Shortly after artist Chiura Obata immigrated to California from Japan, the 1906 San Francisco earthquake and fire ravaged the city. This natural disaster upended life in the Bay Area. Obata created artworks showing the mayhem and destruction the earthquake caused.
The following lesson plan was written by Doug DuBrin, an English and history teacher as well as an editor and writer for PBS. It has been modified to include Chiura Obata’s artwork and biography in honor of APA Heritage Month. The original lesson plan is available on the PBS website.
“The 1906 San Francisco earthquake and the resulting fires were one of the most devastating natural disasters in United States history.

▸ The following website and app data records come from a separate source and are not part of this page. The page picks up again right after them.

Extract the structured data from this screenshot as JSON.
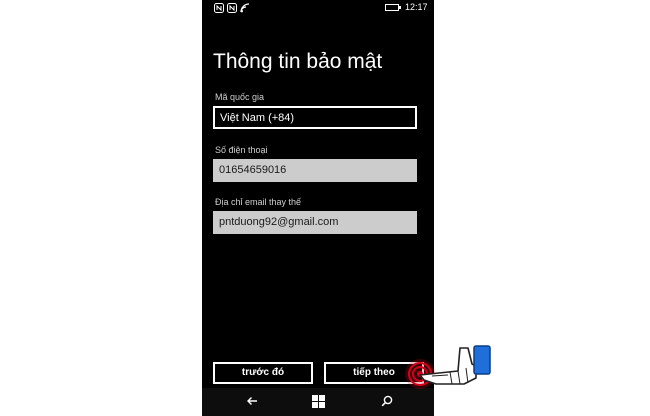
{
  "status": {
    "time": "12:17",
    "icons": [
      "nfc-icon",
      "nfc-icon",
      "wifi-icon",
      "battery-icon"
    ]
  },
  "page": {
    "title": "Thông tin bảo mật"
  },
  "form": {
    "country_label": "Mã quốc gia",
    "country_value": "Việt Nam (+84)",
    "phone_label": "Số điện thoại",
    "phone_value": "01654659016",
    "email_label": "Địa chỉ email thay thế",
    "email_value": "pntduong92@gmail.com"
  },
  "buttons": {
    "back_label": "trước đó",
    "next_label": "tiếp theo"
  },
  "nav": {
    "icons": [
      "back-arrow-icon",
      "windows-logo-icon",
      "search-icon"
    ]
  },
  "colors": {
    "screen_bg": "#000000",
    "text": "#ffffff",
    "field_light_bg": "#cccccc",
    "tap_indicator": "#d6001c",
    "hand_cuff": "#1e6fd9"
  }
}
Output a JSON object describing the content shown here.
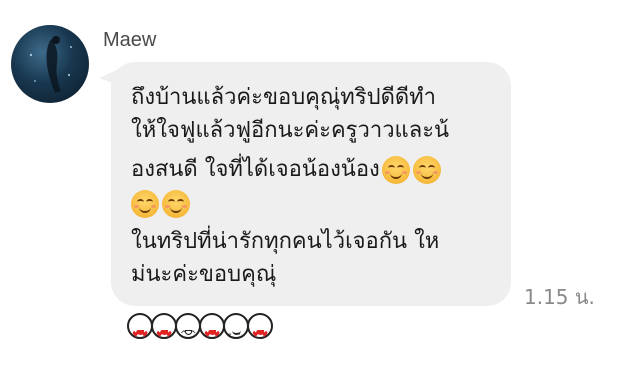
{
  "message": {
    "sender": "Maew",
    "lines": [
      "ถึงบ้านแล้วค่ะขอบคุณุ่ทริปดีดีทำ",
      " ให้ใจฟูแล้วฟูอีกนะค่ะครูวาวและน้",
      "องสนดี ใจที่ได้เจอน้องน้อง",
      "",
      " ในทริปที่น่ารักทุกคนไว้เจอกัน ให",
      "ม่นะค่ะขอบคุณุ่"
    ],
    "emoji_icon": "smiling-face-emoji",
    "time": "1.15 น."
  },
  "reactions": [
    {
      "icon": "heart-eyes-sticker"
    },
    {
      "icon": "heart-eyes-sticker"
    },
    {
      "icon": "shy-face-sticker"
    },
    {
      "icon": "heart-eyes-sticker"
    },
    {
      "icon": "grin-face-sticker"
    },
    {
      "icon": "heart-eyes-sticker"
    }
  ],
  "colors": {
    "bubble": "#efefef",
    "text": "#1a1a1a",
    "meta": "#8a8a8a",
    "accent_heart": "#e02424"
  }
}
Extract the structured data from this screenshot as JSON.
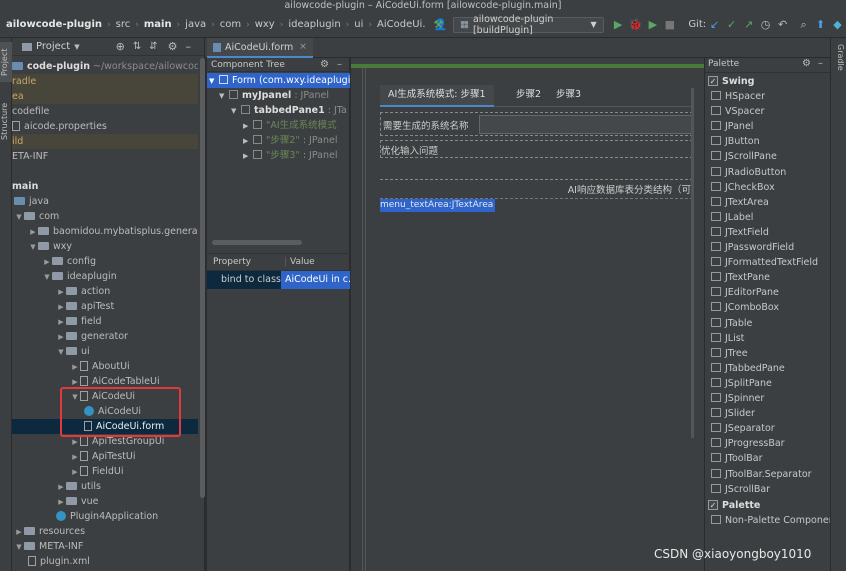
{
  "window": {
    "title": "ailowcode-plugin – AiCodeUi.form [ailowcode-plugin.main]"
  },
  "breadcrumb": [
    "ailowcode-plugin",
    "src",
    "main",
    "java",
    "com",
    "wxy",
    "ideaplugin",
    "ui",
    "AiCodeUi."
  ],
  "toolbar": {
    "run_config": "ailowcode-plugin [buildPlugin]",
    "git_label": "Git:"
  },
  "left_strip": {
    "project_tab": "Project",
    "structure_tab": "Structure"
  },
  "right_strip": {
    "gradle_tab": "Gradle"
  },
  "project_panel": {
    "header": "Project",
    "rows": [
      {
        "text": "code-plugin",
        "extra": " ~/workspace/ailowcode/ailo",
        "style": "bold"
      },
      {
        "text": "radle",
        "style": "orange"
      },
      {
        "text": "ea",
        "style": "orange"
      },
      {
        "text": "codefile",
        "style": "plain"
      },
      {
        "text": "aicode.properties",
        "style": "plain"
      },
      {
        "text": "ild",
        "style": "orange"
      },
      {
        "text": "ETA-INF",
        "style": "plain"
      },
      {
        "text": "",
        "style": "plain"
      },
      {
        "text": "main",
        "style": "bold"
      },
      {
        "text": "java",
        "style": "plain"
      },
      {
        "text": "com",
        "style": "plain"
      },
      {
        "text": "baomidou.mybatisplus.generato",
        "style": "plain"
      },
      {
        "text": "wxy",
        "style": "plain"
      },
      {
        "text": "config",
        "style": "plain"
      },
      {
        "text": "ideaplugin",
        "style": "plain"
      },
      {
        "text": "action",
        "style": "plain"
      },
      {
        "text": "apiTest",
        "style": "plain"
      },
      {
        "text": "field",
        "style": "plain"
      },
      {
        "text": "generator",
        "style": "plain"
      },
      {
        "text": "ui",
        "style": "plain"
      },
      {
        "text": "AboutUi",
        "style": "plain"
      },
      {
        "text": "AiCodeTableUi",
        "style": "plain"
      },
      {
        "text": "AiCodeUi",
        "style": "plain"
      },
      {
        "text": "AiCodeUi",
        "style": "plain"
      },
      {
        "text": "AiCodeUi.form",
        "style": "plain"
      },
      {
        "text": "ApiTestGroupUi",
        "style": "plain"
      },
      {
        "text": "ApiTestUi",
        "style": "plain"
      },
      {
        "text": "FieldUi",
        "style": "plain"
      },
      {
        "text": "utils",
        "style": "plain"
      },
      {
        "text": "vue",
        "style": "plain"
      },
      {
        "text": "Plugin4Application",
        "style": "plain"
      },
      {
        "text": "resources",
        "style": "plain"
      },
      {
        "text": "META-INF",
        "style": "plain"
      },
      {
        "text": "plugin.xml",
        "style": "plain"
      }
    ]
  },
  "editor_tab": {
    "label": "AiCodeUi.form"
  },
  "component_tree": {
    "title": "Component Tree",
    "rows": [
      {
        "name": "Form (com.wxy.ideaplugi",
        "type": ""
      },
      {
        "name": "myJpanel",
        "type": " : JPanel"
      },
      {
        "name": "tabbedPane1",
        "type": " : JTa"
      },
      {
        "name": "\"AI生成系统模式",
        "type": ""
      },
      {
        "name": "\"步骤2\"",
        "type": " : JPanel"
      },
      {
        "name": "\"步骤3\"",
        "type": " : JPanel"
      }
    ]
  },
  "property_panel": {
    "col_property": "Property",
    "col_value": "Value",
    "row_property": "bind to class",
    "row_value": "AiCodeUi in c..."
  },
  "design": {
    "tabs": [
      "AI生成系统模式: 步骤1",
      "步骤2",
      "步骤3"
    ],
    "system_name_label": "需要生成的系统名称",
    "optimize_label": "优化输入问题",
    "ai_response_label": "AI响应数据库表分类结构（可",
    "textarea_label": "menu_textArea:JTextArea"
  },
  "palette": {
    "title": "Palette",
    "group1": "Swing",
    "items": [
      "HSpacer",
      "VSpacer",
      "JPanel",
      "JButton",
      "JScrollPane",
      "JRadioButton",
      "JCheckBox",
      "JTextArea",
      "JLabel",
      "JTextField",
      "JPasswordField",
      "JFormattedTextField",
      "JTextPane",
      "JEditorPane",
      "JComboBox",
      "JTable",
      "JList",
      "JTree",
      "JTabbedPane",
      "JSplitPane",
      "JSpinner",
      "JSlider",
      "JSeparator",
      "JProgressBar",
      "JToolBar",
      "JToolBar.Separator",
      "JScrollBar"
    ],
    "group2": "Palette",
    "group2_item": "Non-Palette Component..."
  },
  "watermark": "CSDN @xiaoyongboy1010",
  "colors": {
    "accent": "#4a88c7",
    "selection": "#2f65ca",
    "highlight_box": "#e0393e"
  }
}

Recent estimates place the death toll from the quake at close to 3,000, far more than the original tally of around 300. The physical devastation to the city itself was immeasurable, in great part due to the lack of structural reinforcements that we take for granted today.”

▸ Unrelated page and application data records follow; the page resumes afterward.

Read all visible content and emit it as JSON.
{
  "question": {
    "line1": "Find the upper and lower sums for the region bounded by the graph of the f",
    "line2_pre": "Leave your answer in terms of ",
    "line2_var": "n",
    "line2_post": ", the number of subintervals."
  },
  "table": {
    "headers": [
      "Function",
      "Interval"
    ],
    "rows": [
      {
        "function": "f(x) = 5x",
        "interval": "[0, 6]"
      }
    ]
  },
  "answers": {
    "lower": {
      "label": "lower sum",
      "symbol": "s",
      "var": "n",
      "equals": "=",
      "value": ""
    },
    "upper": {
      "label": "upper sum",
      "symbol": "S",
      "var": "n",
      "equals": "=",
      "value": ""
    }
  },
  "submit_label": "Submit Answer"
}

Source: PBS News Hour Lesson Plans
Common Core Standards
HSS-3.3 Students draw from historical and community resources to organize the sequence of local historical events and describe how each period of settlement left its mark on the land.
W.4.7 Conduct short research projects that build knowledge through investigation of different aspects of a topic.
W.4.8 Recall relevant information from experiences or gather relevant information from print and digital sources; take notes, paraphrase, and categorize information, and provide a list of sources.
W.4.9.a,b Draw evidence from literary or informational texts to support analysis, reflection, and research.
RI.5.8 Explain how an author uses reasons and evidence to support particular points in a text, identifying which reasons and evidence support which point(s).
RI.5.9 Integrate information from several texts on the same topic in order to write or speak about the subject knowledgeably.
LIB.6.4.3 Appreciate and respond to creative expressions of information: a. Demonstrate a variety of methods to engage the audience when presenting information b. Appreciate a range of creative forms of expression c. Evaluate one’s own research process and that of others in a respectful, cooperative, and productive way.
ESS1.C The History of Planet Earth – Local, regional, and global patterns of rock formations reveal changes over time due to earth forces, such as earthquakes. The presence and location of certain fossil types indicate the order in which rock layers were formed.
Primary source documents from http://www.sfmuseum.org/1906/ew.html
Alternative primary source documents from
- Introduce the 1906 earthquake by sharing the above background information and showing Obata’s rendering of Japantown, along with the image of San Francisco City Hall
- Provide definitions for students of primary and secondary source documents. Explain that students will be examining primary source documents.
- Primary Source – provides raw information and first-hand evidence. Examples include interview transcripts, statistical data, and works of art. A primary source gives you direct access to the subject of your research.
- Secondary Source – provides second-hand information and commentary from other researchers. Examples include journal articles, reviews, and academic books. A secondary source describes, interprets, or synthesizes primary sources. Primary sources are more credible as evidence, but good research uses both primary and secondary sources.
- In order to gain a thorough understanding of the scope and impact of the disaster, have the students carefully read the background articles provided above prior to the lesson.
- Copy and randomly distribute to each member of the class a different firsthand account (there are 32 provided in the sfmuseum.org link above).
- Divide the class into groups of 3–4 students.
- Have each student read an account out loud to the other group members, while attempting to capture the mood and tone of the piece as it was written. For example, if the narrative is describing the horrible destruction of the quake and resulting fire, insist that the tone of the reading reflects it (i.e., the student should not be laughing while reading, but rather projecting a somber mood).
- Once each student has completed reading the narratives aloud, have the groups critically examine the texts by answering the following:
- What commonalities did you find in the content of the narratives? In other words, what are the shared memories of the experience?
- Why might certain memories stand out more than others? What might cause a person to vividly remember the color of a lamp shattered by the quake when he/she would not ordinarily recall such a detail?
- How might you identify the mood of the narratives? Are they all necessarily dark?
- Could there be a sense of relief due to the simple fact of having survived? When recounting separate parts of the disaster, does the mood change within the individual narrative itself? If so, why might that be?
- Reconvene as a class to discuss the overall role and value of first hand historical accounts. To guide the discussion, you may wish to ask the following:
- In what ways do personal narratives enrich our study of history? What do they provide that objective, analytical accounts of historical events do not?
- In what ways are personal narratives limiting in their view of history? What do they lack as far as enriching our understanding of historical events?
- How trustworthy are the firsthand accounts of historical events? What individual biases or external influences could get in the way of “truthful” reporting?
- How does the age, gender, or social status of the eyewitness influence the way in which he/she views the disaster?
- Does the media today rely on firsthand accounts of events to report the news? Are reporters themselves discouraged from expressing their own opinions? In what ways does the news coverage of major events differ between television reporting and print media?
Extension Activity: Analyzing Other Primary Documents
For a follow-up activity, the procedures above can be applied to the study of firsthand accounts of other seminal events in American history. Included below are useful links to various other primary-document resources: